What you will do: Each entry should be restated word for word, with all pictures left out.

Records for the exercise:
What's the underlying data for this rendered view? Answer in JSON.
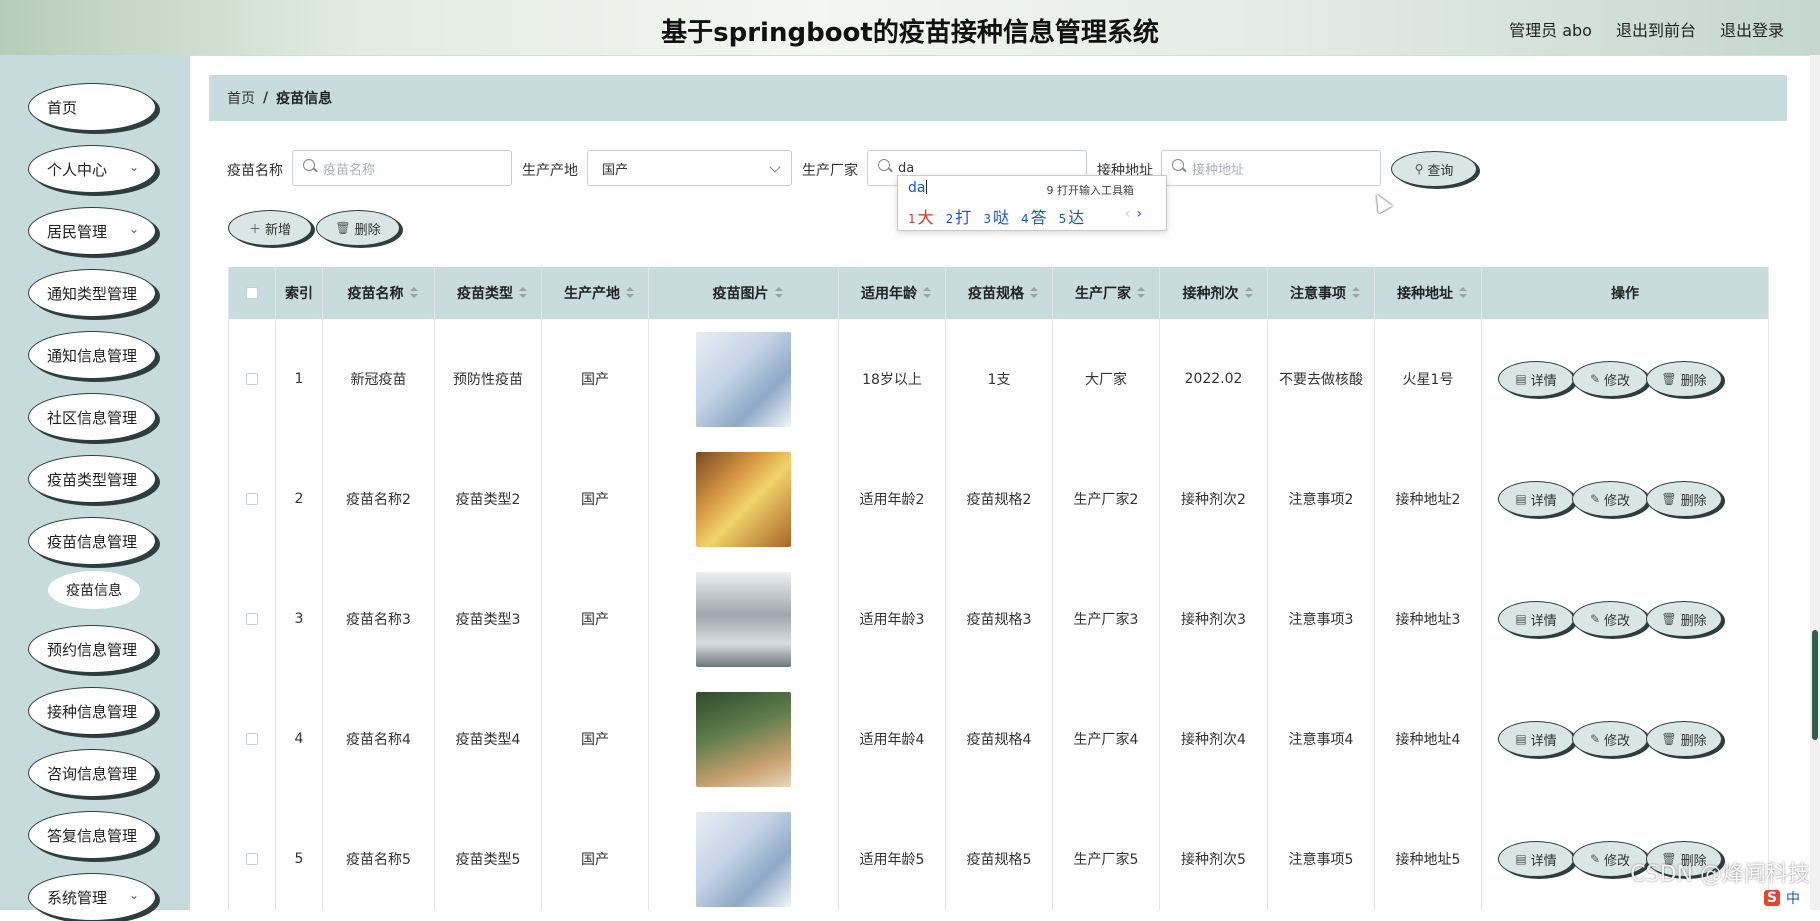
{
  "header": {
    "title": "基于springboot的疫苗接种信息管理系统",
    "user": "管理员 abo",
    "to_front": "退出到前台",
    "logout": "退出登录"
  },
  "sidebar": {
    "items": [
      {
        "label": "首页"
      },
      {
        "label": "个人中心"
      },
      {
        "label": "居民管理"
      },
      {
        "label": "通知类型管理"
      },
      {
        "label": "通知信息管理"
      },
      {
        "label": "社区信息管理"
      },
      {
        "label": "疫苗类型管理"
      },
      {
        "label": "疫苗信息管理"
      },
      {
        "label": "疫苗信息"
      },
      {
        "label": "预约信息管理"
      },
      {
        "label": "接种信息管理"
      },
      {
        "label": "咨询信息管理"
      },
      {
        "label": "答复信息管理"
      },
      {
        "label": "系统管理"
      }
    ]
  },
  "breadcrumb": {
    "home": "首页",
    "sep": "/",
    "current": "疫苗信息"
  },
  "search": {
    "name_label": "疫苗名称",
    "name_placeholder": "疫苗名称",
    "origin_label": "生产产地",
    "origin_value": "国产",
    "maker_label": "生产厂家",
    "maker_value": "da",
    "address_label": "接种地址",
    "address_placeholder": "接种地址",
    "query_button": "查询"
  },
  "ime": {
    "typed": "da",
    "hint": "9 打开输入工具箱",
    "candidates": [
      {
        "n": "1",
        "c": "大"
      },
      {
        "n": "2",
        "c": "打"
      },
      {
        "n": "3",
        "c": "哒"
      },
      {
        "n": "4",
        "c": "答"
      },
      {
        "n": "5",
        "c": "达"
      }
    ],
    "prev": "‹",
    "next": "›"
  },
  "toolbar": {
    "add": "新增",
    "delete": "删除"
  },
  "table": {
    "headers": [
      "索引",
      "疫苗名称",
      "疫苗类型",
      "生产产地",
      "疫苗图片",
      "适用年龄",
      "疫苗规格",
      "生产厂家",
      "接种剂次",
      "注意事项",
      "接种地址",
      "操作"
    ],
    "rows": [
      [
        "1",
        "新冠疫苗",
        "预防性疫苗",
        "国产",
        "",
        "18岁以上",
        "1支",
        "大厂家",
        "2022.02",
        "不要去做核酸",
        "火星1号"
      ],
      [
        "2",
        "疫苗名称2",
        "疫苗类型2",
        "国产",
        "",
        "适用年龄2",
        "疫苗规格2",
        "生产厂家2",
        "接种剂次2",
        "注意事项2",
        "接种地址2"
      ],
      [
        "3",
        "疫苗名称3",
        "疫苗类型3",
        "国产",
        "",
        "适用年龄3",
        "疫苗规格3",
        "生产厂家3",
        "接种剂次3",
        "注意事项3",
        "接种地址3"
      ],
      [
        "4",
        "疫苗名称4",
        "疫苗类型4",
        "国产",
        "",
        "适用年龄4",
        "疫苗规格4",
        "生产厂家4",
        "接种剂次4",
        "注意事项4",
        "接种地址4"
      ],
      [
        "5",
        "疫苗名称5",
        "疫苗类型5",
        "国产",
        "",
        "适用年龄5",
        "疫苗规格5",
        "生产厂家5",
        "接种剂次5",
        "注意事项5",
        "接种地址5"
      ]
    ],
    "actions": {
      "detail": "详情",
      "edit": "修改",
      "delete": "删除"
    }
  },
  "watermark": "CSDN @烽闻科技",
  "ime_status": "中"
}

Completed exercise:
What's the underlying data for this rendered view? Answer in JSON.
{
  "header": {
    "title": "基于springboot的疫苗接种信息管理系统",
    "user": "管理员 abo",
    "to_front": "退出到前台",
    "logout": "退出登录"
  },
  "sidebar": {
    "items": [
      {
        "label": "首页"
      },
      {
        "label": "个人中心"
      },
      {
        "label": "居民管理"
      },
      {
        "label": "通知类型管理"
      },
      {
        "label": "通知信息管理"
      },
      {
        "label": "社区信息管理"
      },
      {
        "label": "疫苗类型管理"
      },
      {
        "label": "疫苗信息管理"
      },
      {
        "label": "疫苗信息"
      },
      {
        "label": "预约信息管理"
      },
      {
        "label": "接种信息管理"
      },
      {
        "label": "咨询信息管理"
      },
      {
        "label": "答复信息管理"
      },
      {
        "label": "系统管理"
      }
    ]
  },
  "breadcrumb": {
    "home": "首页",
    "sep": "/",
    "current": "疫苗信息"
  },
  "search": {
    "name_label": "疫苗名称",
    "name_placeholder": "疫苗名称",
    "origin_label": "生产产地",
    "origin_value": "国产",
    "maker_label": "生产厂家",
    "maker_value": "da",
    "address_label": "接种地址",
    "address_placeholder": "接种地址",
    "query_button": "查询"
  },
  "ime": {
    "typed": "da",
    "hint": "9 打开输入工具箱",
    "candidates": [
      {
        "n": "1",
        "c": "大"
      },
      {
        "n": "2",
        "c": "打"
      },
      {
        "n": "3",
        "c": "哒"
      },
      {
        "n": "4",
        "c": "答"
      },
      {
        "n": "5",
        "c": "达"
      }
    ],
    "prev": "‹",
    "next": "›"
  },
  "toolbar": {
    "add": "新增",
    "delete": "删除"
  },
  "table": {
    "headers": [
      "索引",
      "疫苗名称",
      "疫苗类型",
      "生产产地",
      "疫苗图片",
      "适用年龄",
      "疫苗规格",
      "生产厂家",
      "接种剂次",
      "注意事项",
      "接种地址",
      "操作"
    ],
    "rows": [
      [
        "1",
        "新冠疫苗",
        "预防性疫苗",
        "国产",
        "",
        "18岁以上",
        "1支",
        "大厂家",
        "2022.02",
        "不要去做核酸",
        "火星1号"
      ],
      [
        "2",
        "疫苗名称2",
        "疫苗类型2",
        "国产",
        "",
        "适用年龄2",
        "疫苗规格2",
        "生产厂家2",
        "接种剂次2",
        "注意事项2",
        "接种地址2"
      ],
      [
        "3",
        "疫苗名称3",
        "疫苗类型3",
        "国产",
        "",
        "适用年龄3",
        "疫苗规格3",
        "生产厂家3",
        "接种剂次3",
        "注意事项3",
        "接种地址3"
      ],
      [
        "4",
        "疫苗名称4",
        "疫苗类型4",
        "国产",
        "",
        "适用年龄4",
        "疫苗规格4",
        "生产厂家4",
        "接种剂次4",
        "注意事项4",
        "接种地址4"
      ],
      [
        "5",
        "疫苗名称5",
        "疫苗类型5",
        "国产",
        "",
        "适用年龄5",
        "疫苗规格5",
        "生产厂家5",
        "接种剂次5",
        "注意事项5",
        "接种地址5"
      ]
    ],
    "actions": {
      "detail": "详情",
      "edit": "修改",
      "delete": "删除"
    }
  },
  "watermark": "CSDN @烽闻科技",
  "ime_status": "中"
}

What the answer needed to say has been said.